No sound. Still pushing her entire body to the act of hearing, she heard nothing. Her exhausted body bruised and beaten twitched uncontrollably in the dark shadows. The muscles strained to the limits from flight now renounced the lack of movement. The bark felt comforting against her back; she leaned forcing her trembling body to relax. She forced her mind to surrender to the silence, the peace, the comfort of the forest womb.
The faint light shifted, small breaks in the forest canopy trickled the light from her head to her chest. The sun was moving across the sky. How long had she been here? Leaves moved overhead, ruffled by a lofty soft breeze. She focused her sight onto her body, her breathing steady and deep. So dark, the gnarled oak’s roots seemed the same texture as her legs. She tried to move, to gently brush away a pesky black fly. No movement came from her stiffened limbs, her eyes flitted from side to side, and the bark encompassed her. A sigh as quiet as the sound of mosquito’s wings escaped her enclosed contour.

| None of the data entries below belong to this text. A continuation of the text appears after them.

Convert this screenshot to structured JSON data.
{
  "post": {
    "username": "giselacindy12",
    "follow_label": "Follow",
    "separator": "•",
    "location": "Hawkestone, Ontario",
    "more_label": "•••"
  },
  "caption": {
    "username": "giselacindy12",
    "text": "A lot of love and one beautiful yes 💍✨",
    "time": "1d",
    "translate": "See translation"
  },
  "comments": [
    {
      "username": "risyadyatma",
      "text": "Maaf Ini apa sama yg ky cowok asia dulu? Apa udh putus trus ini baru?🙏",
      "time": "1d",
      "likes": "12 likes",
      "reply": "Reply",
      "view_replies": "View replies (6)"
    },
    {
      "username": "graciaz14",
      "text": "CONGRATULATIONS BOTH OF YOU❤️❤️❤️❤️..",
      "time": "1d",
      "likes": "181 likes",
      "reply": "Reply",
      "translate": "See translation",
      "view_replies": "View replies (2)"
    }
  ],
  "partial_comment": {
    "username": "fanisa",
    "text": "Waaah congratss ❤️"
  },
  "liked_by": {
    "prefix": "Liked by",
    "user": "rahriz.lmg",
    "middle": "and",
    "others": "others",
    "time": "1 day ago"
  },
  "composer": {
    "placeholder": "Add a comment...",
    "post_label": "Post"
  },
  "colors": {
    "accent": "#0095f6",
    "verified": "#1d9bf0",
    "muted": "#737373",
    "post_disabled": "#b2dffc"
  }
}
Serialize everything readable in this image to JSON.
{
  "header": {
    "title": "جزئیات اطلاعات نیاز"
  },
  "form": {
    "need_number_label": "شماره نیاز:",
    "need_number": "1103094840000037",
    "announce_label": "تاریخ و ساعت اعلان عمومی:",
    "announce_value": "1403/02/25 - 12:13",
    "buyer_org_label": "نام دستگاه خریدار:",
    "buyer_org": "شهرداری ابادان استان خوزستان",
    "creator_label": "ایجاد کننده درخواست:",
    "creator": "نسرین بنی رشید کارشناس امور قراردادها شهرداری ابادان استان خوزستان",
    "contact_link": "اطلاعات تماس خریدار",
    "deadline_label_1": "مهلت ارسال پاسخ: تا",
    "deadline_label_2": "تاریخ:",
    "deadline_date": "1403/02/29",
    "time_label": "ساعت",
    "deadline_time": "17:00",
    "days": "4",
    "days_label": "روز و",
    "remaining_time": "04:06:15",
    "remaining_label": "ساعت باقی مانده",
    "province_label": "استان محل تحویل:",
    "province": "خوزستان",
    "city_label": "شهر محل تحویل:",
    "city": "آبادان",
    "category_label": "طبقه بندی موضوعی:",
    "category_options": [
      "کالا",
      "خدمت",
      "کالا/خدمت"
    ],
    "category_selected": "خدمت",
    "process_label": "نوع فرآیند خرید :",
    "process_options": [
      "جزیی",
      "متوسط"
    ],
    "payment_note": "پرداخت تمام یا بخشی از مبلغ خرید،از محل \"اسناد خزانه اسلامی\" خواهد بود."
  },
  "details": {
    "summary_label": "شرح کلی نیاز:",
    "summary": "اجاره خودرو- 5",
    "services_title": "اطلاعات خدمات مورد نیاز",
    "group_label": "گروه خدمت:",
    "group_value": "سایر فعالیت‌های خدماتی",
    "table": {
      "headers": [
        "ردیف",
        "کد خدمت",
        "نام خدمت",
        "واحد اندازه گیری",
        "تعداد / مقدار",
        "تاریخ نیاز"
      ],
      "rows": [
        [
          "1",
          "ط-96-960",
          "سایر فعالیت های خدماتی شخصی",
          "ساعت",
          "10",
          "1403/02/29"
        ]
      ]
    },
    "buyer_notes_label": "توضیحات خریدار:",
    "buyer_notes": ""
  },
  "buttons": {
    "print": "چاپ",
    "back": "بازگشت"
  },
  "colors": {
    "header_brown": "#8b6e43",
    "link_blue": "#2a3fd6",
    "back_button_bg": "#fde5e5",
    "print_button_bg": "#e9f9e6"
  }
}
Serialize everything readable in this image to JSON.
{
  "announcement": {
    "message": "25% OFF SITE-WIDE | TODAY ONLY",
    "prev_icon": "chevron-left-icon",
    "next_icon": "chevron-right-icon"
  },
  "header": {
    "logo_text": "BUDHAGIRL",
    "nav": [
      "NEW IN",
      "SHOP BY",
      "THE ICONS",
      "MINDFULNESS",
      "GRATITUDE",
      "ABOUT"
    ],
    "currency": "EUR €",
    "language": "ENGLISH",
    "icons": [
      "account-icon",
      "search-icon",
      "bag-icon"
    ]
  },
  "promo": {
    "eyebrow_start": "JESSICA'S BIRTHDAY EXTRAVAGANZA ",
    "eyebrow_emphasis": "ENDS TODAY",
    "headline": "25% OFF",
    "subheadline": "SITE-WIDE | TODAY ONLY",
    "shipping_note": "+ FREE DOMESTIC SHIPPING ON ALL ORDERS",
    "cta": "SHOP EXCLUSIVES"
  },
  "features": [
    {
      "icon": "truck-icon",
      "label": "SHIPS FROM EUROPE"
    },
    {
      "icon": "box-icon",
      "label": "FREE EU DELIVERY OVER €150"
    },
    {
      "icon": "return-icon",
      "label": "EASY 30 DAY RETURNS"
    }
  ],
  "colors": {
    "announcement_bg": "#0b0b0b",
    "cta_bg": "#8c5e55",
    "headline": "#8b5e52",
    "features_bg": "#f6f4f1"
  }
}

The yelping dogs moved toward her in the distance. Muted by bark, she relaxed deeply, melding with the ancient spirit of the massive oak. Safe at last, safe from constant fear, safe from their retribution, she was indistinguishable from the tree’s trunk. Peace enveloped her as the rough textured surface became her own.
The searchers lingered by the base of the tree puzzled by the distorted trunk. They had rarely ventured into this forest, its lack of light and steep terrain made it forbidding. The dogs kept working the area, pausing again and again by the disfigured trunk. The men focused their bright torch lights onto the forest floor since the flaming lights hardly penetrated the depths of the old forest. A reflection off of smooth metal radiated from the moss. Stooping the leader picked up the wedding band. “She’s been here. We’re closing in on her.” Holding his prize in his palm, he looked at the other men. “She can’t be far”.
The dogs milled around uneasily. Sniffing at the bark, making odd sounds, they refused to go further. The men fanned out into the surrounding area while the dogs curled up against the oak’s trunk. Returning empty handed, the frustrated men took it out on the dogs. Yelling at them to go on, they waved a sweater with her scent on it under the hound’s noses. The dogs scratched at the bark, ripping their pads on the rough texture. Curses resounded and became absorbed by the sentinel trees. Leashes were snapped into place on the collars of the reluctant dogs that were then dragged from their worried site. The last curses faded, as men and cowed dogs retreated. Silence returned to the oaken circle as light beams moved across the trampled moss.
*Growing up in rural Connecticut kept Ellen close to the earth and nature. As a visual artist and as an art instructor, she has over forty years of experience; her foray as a spoken word artist is more recent development.
While working as a children’s librarian in CT her interest in picture books grew and she attended many SCBWI conferences but sometimes life gets in the way… In 1998 she began taking writing classes with poet Kate Gleason in Keene New Hampshire. After moving to the Pacific Northwest, Ellen started painting sumi-e in 2002 with Fumiko Kimura and continued with morning pages and poetry keeping the stream of consciousness writing flowing.
“As an artist I am constantly involved with that process of transformation: spirit to image on paper: sumi-e, mixed media, collage, Precious Metal Clay to make jewelry and exploring other media are an outlet for my creativity. Writing appeals to Zen simplicity – paper, pencil and contemplation.”
Ellen’s art may be seen at The Gallery, Bainbridge Arts and Crafts on Bainbridge Island WA, Gallery Boom in Tumwater WA and exhibits regionally and nationally.